— Brief —
Which lines of the data below contain "status"? Please show them all.

▬▬▬▬▬▬

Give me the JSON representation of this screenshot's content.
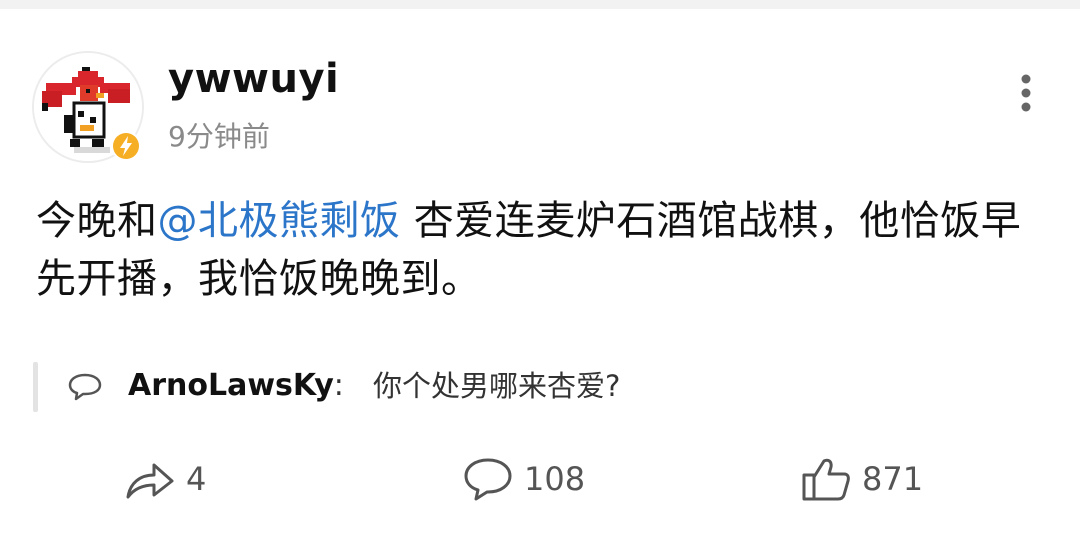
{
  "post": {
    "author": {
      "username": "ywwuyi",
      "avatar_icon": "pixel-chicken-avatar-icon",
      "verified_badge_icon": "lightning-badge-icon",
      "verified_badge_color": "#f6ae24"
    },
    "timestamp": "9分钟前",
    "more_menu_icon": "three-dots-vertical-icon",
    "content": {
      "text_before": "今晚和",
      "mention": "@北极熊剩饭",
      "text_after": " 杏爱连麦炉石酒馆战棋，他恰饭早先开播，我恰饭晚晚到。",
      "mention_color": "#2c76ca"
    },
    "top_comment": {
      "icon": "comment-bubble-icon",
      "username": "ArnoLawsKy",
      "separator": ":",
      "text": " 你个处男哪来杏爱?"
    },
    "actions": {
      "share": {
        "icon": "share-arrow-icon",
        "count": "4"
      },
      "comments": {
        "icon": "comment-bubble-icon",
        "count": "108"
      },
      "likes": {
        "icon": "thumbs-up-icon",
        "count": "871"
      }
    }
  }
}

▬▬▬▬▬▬

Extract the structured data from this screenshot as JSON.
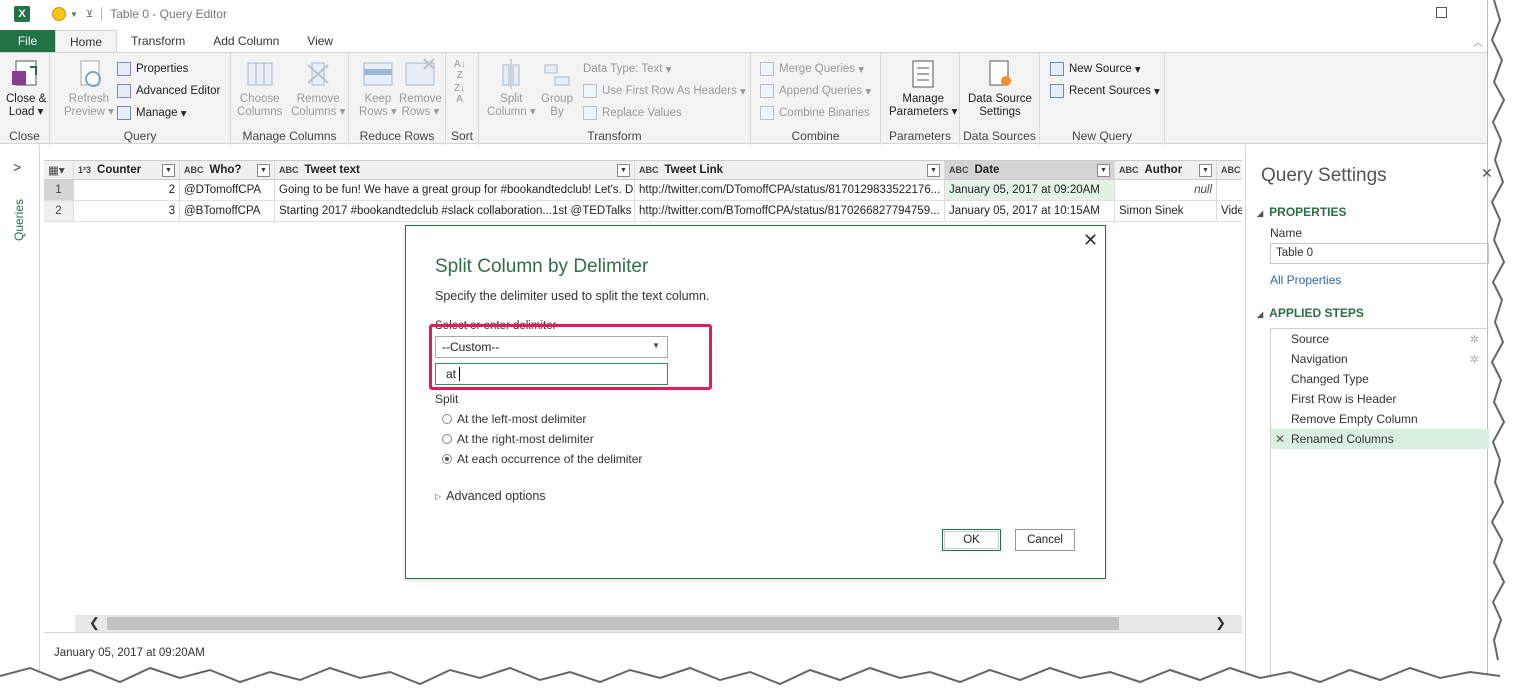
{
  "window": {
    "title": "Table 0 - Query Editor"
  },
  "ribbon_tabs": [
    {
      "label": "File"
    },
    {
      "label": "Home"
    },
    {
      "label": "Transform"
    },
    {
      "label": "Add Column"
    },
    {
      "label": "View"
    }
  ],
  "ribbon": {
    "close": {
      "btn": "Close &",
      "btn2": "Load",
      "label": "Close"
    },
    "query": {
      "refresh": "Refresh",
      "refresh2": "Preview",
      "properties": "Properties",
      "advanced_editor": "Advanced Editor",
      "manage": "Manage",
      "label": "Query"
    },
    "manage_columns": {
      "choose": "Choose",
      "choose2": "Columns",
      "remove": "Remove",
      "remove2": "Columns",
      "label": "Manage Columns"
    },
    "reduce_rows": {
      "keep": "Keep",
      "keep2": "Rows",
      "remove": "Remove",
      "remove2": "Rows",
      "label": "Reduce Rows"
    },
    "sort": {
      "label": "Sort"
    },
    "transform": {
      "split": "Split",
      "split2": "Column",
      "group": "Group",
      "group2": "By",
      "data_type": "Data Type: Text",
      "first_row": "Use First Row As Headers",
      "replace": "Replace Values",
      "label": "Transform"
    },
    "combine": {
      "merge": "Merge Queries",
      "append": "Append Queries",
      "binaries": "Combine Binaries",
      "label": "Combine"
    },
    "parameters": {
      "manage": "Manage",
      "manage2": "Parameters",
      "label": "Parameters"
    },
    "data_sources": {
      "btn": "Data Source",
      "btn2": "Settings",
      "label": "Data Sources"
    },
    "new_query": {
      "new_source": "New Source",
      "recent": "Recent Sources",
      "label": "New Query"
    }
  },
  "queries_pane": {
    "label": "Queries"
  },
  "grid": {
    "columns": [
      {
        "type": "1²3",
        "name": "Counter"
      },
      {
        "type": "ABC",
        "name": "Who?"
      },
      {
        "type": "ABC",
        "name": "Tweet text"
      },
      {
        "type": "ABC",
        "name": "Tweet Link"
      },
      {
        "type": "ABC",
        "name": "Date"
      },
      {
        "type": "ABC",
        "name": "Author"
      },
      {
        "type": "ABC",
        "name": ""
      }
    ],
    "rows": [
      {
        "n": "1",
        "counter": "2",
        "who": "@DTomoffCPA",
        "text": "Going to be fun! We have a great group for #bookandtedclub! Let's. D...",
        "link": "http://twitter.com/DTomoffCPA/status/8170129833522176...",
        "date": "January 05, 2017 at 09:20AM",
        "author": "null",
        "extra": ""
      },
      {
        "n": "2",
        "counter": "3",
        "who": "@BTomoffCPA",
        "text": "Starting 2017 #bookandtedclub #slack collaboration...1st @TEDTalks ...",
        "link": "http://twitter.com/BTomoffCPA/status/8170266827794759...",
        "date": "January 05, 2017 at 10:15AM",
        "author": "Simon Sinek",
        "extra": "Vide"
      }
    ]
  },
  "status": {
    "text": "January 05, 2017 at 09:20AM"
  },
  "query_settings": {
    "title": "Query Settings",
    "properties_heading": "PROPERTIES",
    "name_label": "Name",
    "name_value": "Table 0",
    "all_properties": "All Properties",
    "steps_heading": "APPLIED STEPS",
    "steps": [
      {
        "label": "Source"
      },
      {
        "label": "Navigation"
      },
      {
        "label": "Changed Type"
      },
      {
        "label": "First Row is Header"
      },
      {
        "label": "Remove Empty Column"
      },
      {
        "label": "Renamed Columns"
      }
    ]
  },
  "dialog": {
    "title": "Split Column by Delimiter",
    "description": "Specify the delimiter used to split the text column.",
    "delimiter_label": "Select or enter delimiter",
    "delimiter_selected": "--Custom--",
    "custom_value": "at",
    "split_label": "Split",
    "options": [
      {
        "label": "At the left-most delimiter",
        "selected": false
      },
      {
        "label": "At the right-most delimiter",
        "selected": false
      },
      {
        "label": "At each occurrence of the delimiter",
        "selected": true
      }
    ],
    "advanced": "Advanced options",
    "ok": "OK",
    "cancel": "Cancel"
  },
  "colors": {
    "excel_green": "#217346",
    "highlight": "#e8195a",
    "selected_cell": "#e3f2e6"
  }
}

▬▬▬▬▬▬

— Exercise solution —
        "link": "http://twitter.com/DTomoffCPA/status/8170129833522176...",
        "link": "http://twitter.com/BTomoffCPA/status/8170266827794759...",
  "status": {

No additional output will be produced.